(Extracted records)

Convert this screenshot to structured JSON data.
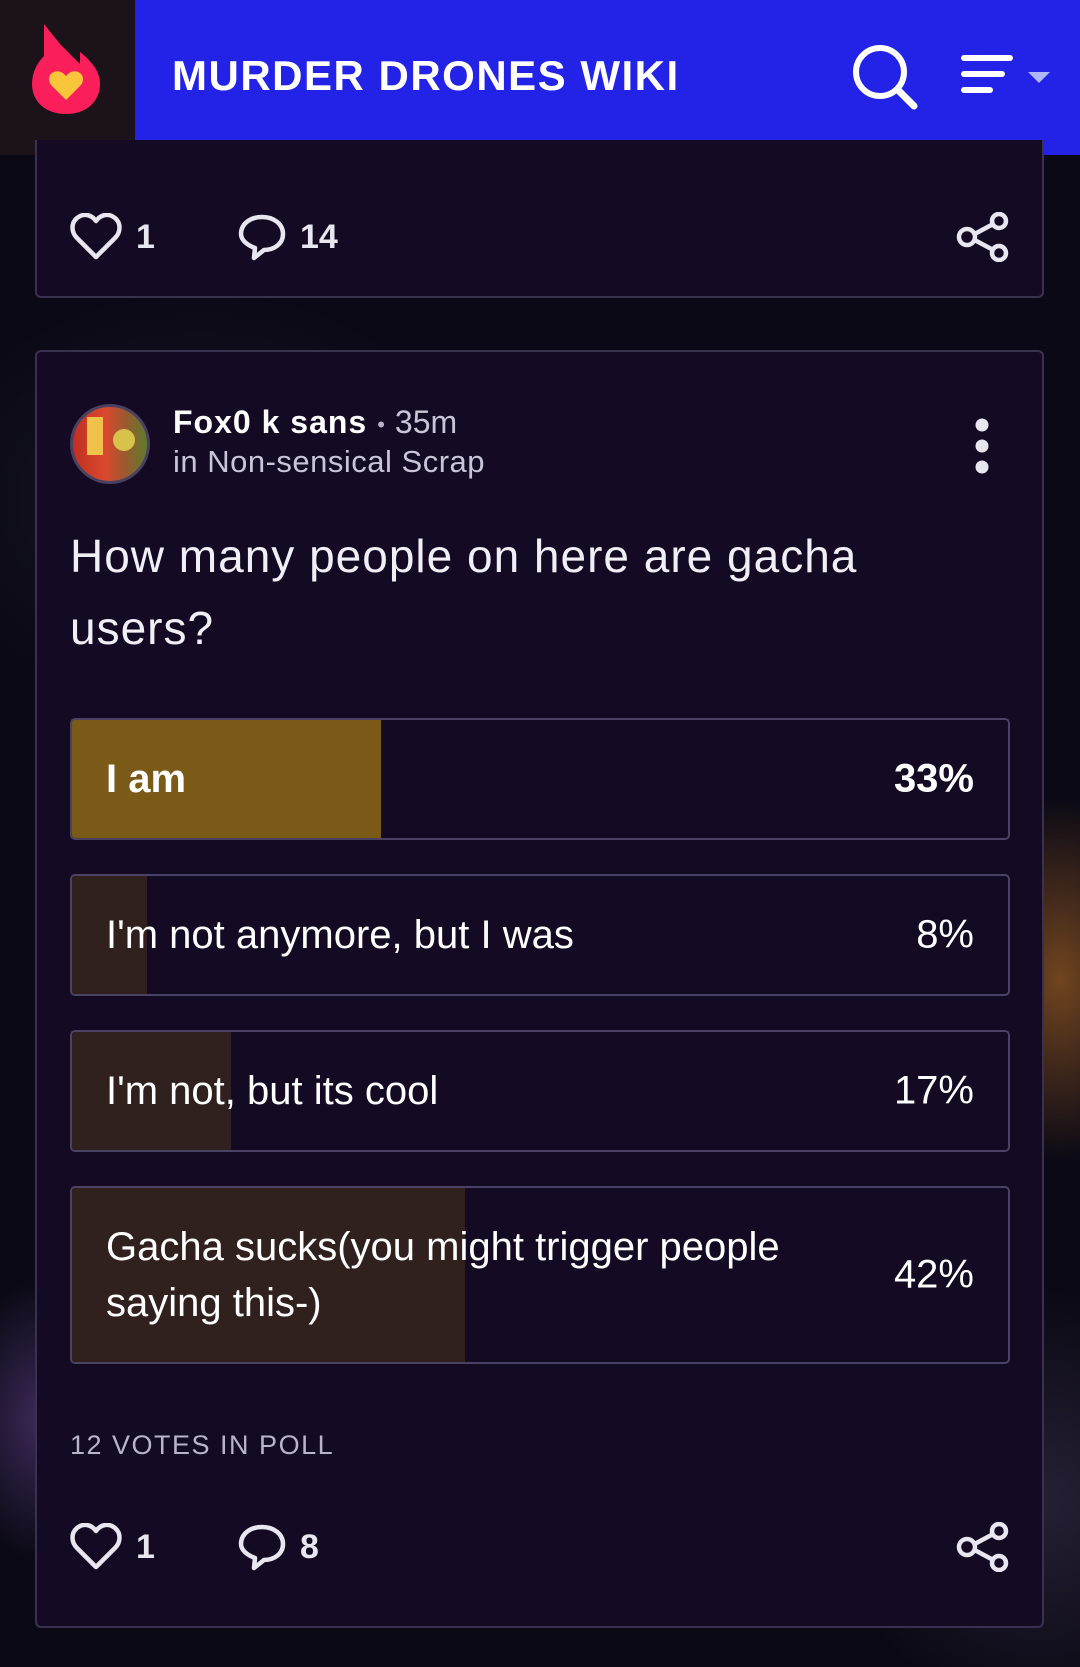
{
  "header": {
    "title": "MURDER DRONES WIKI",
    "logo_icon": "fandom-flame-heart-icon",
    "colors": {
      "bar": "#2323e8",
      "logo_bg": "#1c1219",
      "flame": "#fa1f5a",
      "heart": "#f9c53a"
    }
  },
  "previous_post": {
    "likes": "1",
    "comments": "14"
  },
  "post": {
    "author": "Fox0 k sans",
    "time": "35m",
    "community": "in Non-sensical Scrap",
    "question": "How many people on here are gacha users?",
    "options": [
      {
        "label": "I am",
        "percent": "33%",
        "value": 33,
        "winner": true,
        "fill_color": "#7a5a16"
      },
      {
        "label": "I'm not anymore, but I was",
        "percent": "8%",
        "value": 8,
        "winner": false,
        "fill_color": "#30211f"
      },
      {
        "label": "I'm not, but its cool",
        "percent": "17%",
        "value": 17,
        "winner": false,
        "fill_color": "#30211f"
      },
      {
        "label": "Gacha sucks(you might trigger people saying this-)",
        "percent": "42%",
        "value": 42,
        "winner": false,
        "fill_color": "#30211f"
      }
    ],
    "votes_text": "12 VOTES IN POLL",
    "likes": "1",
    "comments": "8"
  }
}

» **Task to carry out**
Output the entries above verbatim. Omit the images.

» **Your response**
Convert this screenshot to structured JSON data.
{
  "header": {
    "title": "MURDER DRONES WIKI",
    "logo_icon": "fandom-flame-heart-icon",
    "colors": {
      "bar": "#2323e8",
      "logo_bg": "#1c1219",
      "flame": "#fa1f5a",
      "heart": "#f9c53a"
    }
  },
  "previous_post": {
    "likes": "1",
    "comments": "14"
  },
  "post": {
    "author": "Fox0 k sans",
    "time": "35m",
    "community": "in Non-sensical Scrap",
    "question": "How many people on here are gacha users?",
    "options": [
      {
        "label": "I am",
        "percent": "33%",
        "value": 33,
        "winner": true,
        "fill_color": "#7a5a16"
      },
      {
        "label": "I'm not anymore, but I was",
        "percent": "8%",
        "value": 8,
        "winner": false,
        "fill_color": "#30211f"
      },
      {
        "label": "I'm not, but its cool",
        "percent": "17%",
        "value": 17,
        "winner": false,
        "fill_color": "#30211f"
      },
      {
        "label": "Gacha sucks(you might trigger people saying this-)",
        "percent": "42%",
        "value": 42,
        "winner": false,
        "fill_color": "#30211f"
      }
    ],
    "votes_text": "12 VOTES IN POLL",
    "likes": "1",
    "comments": "8"
  }
}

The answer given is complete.